Tourism is an employer, and the trickle down is huge. It’s the supply chain of betterment. Ten years after the war in Rwanda, we built the lodge. [The locals] were subsistence farmers. Maria was one of our original day workers, paid by the day. For the last 10 years she's been head of laundry. All of her children went to school; one is working in a hotel and one is going to university. Cyprien has been with us since the lodge was built. Today he's head of construction. His daughter has gone to university. One of the children of someone else who's worked with us is studying to become a doctor. We have provided 80 houses with electricity, which allows children to do their homework at night.
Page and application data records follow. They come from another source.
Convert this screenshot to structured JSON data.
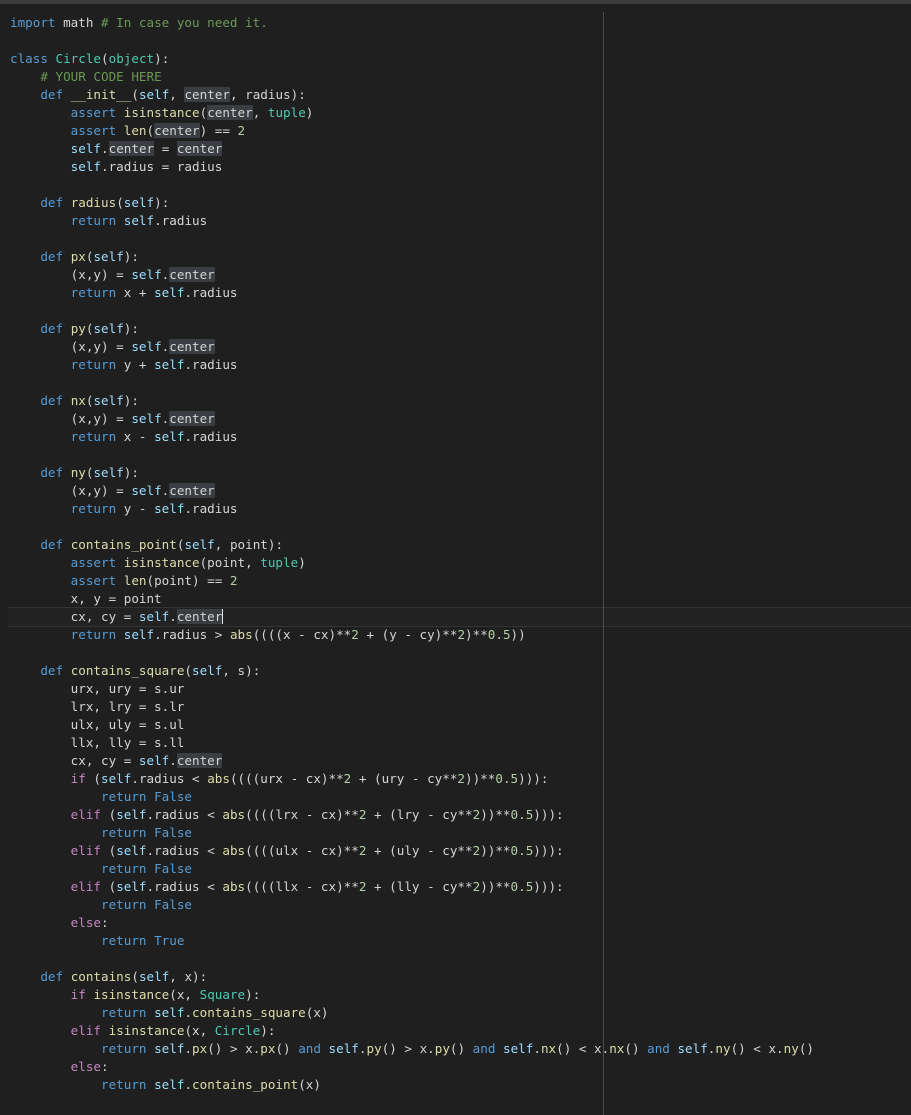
{
  "colors": {
    "background": "#1f1f1f",
    "keyword": "#569cd6",
    "control": "#c586c0",
    "function": "#dcdcaa",
    "class": "#4ec9b0",
    "number": "#b5cea8",
    "comment": "#6a9955",
    "text": "#d4d4d4"
  },
  "code": {
    "lines": [
      "import math # In case you need it.",
      "",
      "class Circle(object):",
      "    # YOUR CODE HERE",
      "    def __init__(self, center, radius):",
      "        assert isinstance(center, tuple)",
      "        assert len(center) == 2",
      "        self.center = center",
      "        self.radius = radius",
      "",
      "    def radius(self):",
      "        return self.radius",
      "",
      "    def px(self):",
      "        (x,y) = self.center",
      "        return x + self.radius",
      "",
      "    def py(self):",
      "        (x,y) = self.center",
      "        return y + self.radius",
      "",
      "    def nx(self):",
      "        (x,y) = self.center",
      "        return x - self.radius",
      "",
      "    def ny(self):",
      "        (x,y) = self.center",
      "        return y - self.radius",
      "",
      "    def contains_point(self, point):",
      "        assert isinstance(point, tuple)",
      "        assert len(point) == 2",
      "        x, y = point",
      "        cx, cy = self.center",
      "        return self.radius > abs((((x - cx)**2 + (y - cy)**2)**0.5))",
      "",
      "    def contains_square(self, s):",
      "        urx, ury = s.ur",
      "        lrx, lry = s.lr",
      "        ulx, uly = s.ul",
      "        llx, lly = s.ll",
      "        cx, cy = self.center",
      "        if (self.radius < abs((((urx - cx)**2 + (ury - cy**2))**0.5))):",
      "            return False",
      "        elif (self.radius < abs((((lrx - cx)**2 + (lry - cy**2))**0.5))):",
      "            return False",
      "        elif (self.radius < abs((((ulx - cx)**2 + (uly - cy**2))**0.5))):",
      "            return False",
      "        elif (self.radius < abs((((llx - cx)**2 + (lly - cy**2))**0.5))):",
      "            return False",
      "        else:",
      "            return True",
      "",
      "    def contains(self, x):",
      "        if isinstance(x, Square):",
      "            return self.contains_square(x)",
      "        elif isinstance(x, Circle):",
      "            return self.px() > x.px() and self.py() > x.py() and self.nx() < x.nx() and self.ny() < x.ny()",
      "        else:",
      "            return self.contains_point(x)"
    ]
  }
}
[We have] a hundred Batwa who are our neighbors and who have been homeless for 25 years, without land to live or farm on. The nonprofit arm of Volcanoes Safaris has bought land for them, will build houses for 100 people and has also [set aside] land for cultivation. From each booking, US$100 goes into the nonprofit so we have enough funds to keep doing this.
There are fewer than 900 gorillas left on the planet. In order for the gorillas to survive, we need to produce economic benefits. It's a complicated and fragile connection. Too much tourism and the gorillas die tomorrow. Too little tourism and economic benefit and I think the gorillas will also die.
SF: What can people do to support gorilla conservation?
PM: There's a lot each of us can do. One is to lobby our governments to support the [protection of the] disappearing forests of the world. Another is supporting [conservation] organizations. Dian Fossey Gorilla Fund has for 50 years worked in this area, and has five generations of information; with them you can adopt a gorilla. Gorilla Doctors is a group of veterinarians working in these forests caring for the health of these gorillas. Conservation Through Public Health, which was founded by Gladys Kalema-Zikusoka, a Ugandan doctor trained in London, is concerned with human health on the edge of the forest, because the health of the population around the park boundary is important. If the local population have scabies, the gorillas get scabies. If the local population have digestive disorders, this can be transmitted to the gorillas. The gorillas are susceptible to human diseases. [Dr. Kalema-Zikusoka] also has programs to bring money back [to locals], such as one with coffee farmers. There’s also Wildlife Conservation Society, World Wildlife Foundation, African Wildlife Foundation, etc.
Tracking chimpanzees in their natural habitat, as they swing from the branches in the canopy high above the forest floor is nothing short of exhilarating. The chimps effortlessly cross and scamper through the trees above the gorge, and visitors on the other hand must cross the river using natural bridges in order to keep up with the chimps. So although the walk usually lasts only 2–3 hours, descending the steep gorge and crossing the log bridges over the river requires some agility and fitness.
Chimpanzee tracking is also available in nearby Kalinzu, a forest reserve 30 minutes drive from Kyambura Gorge Lodge where there is a community of about 40 habituated chimpanzees.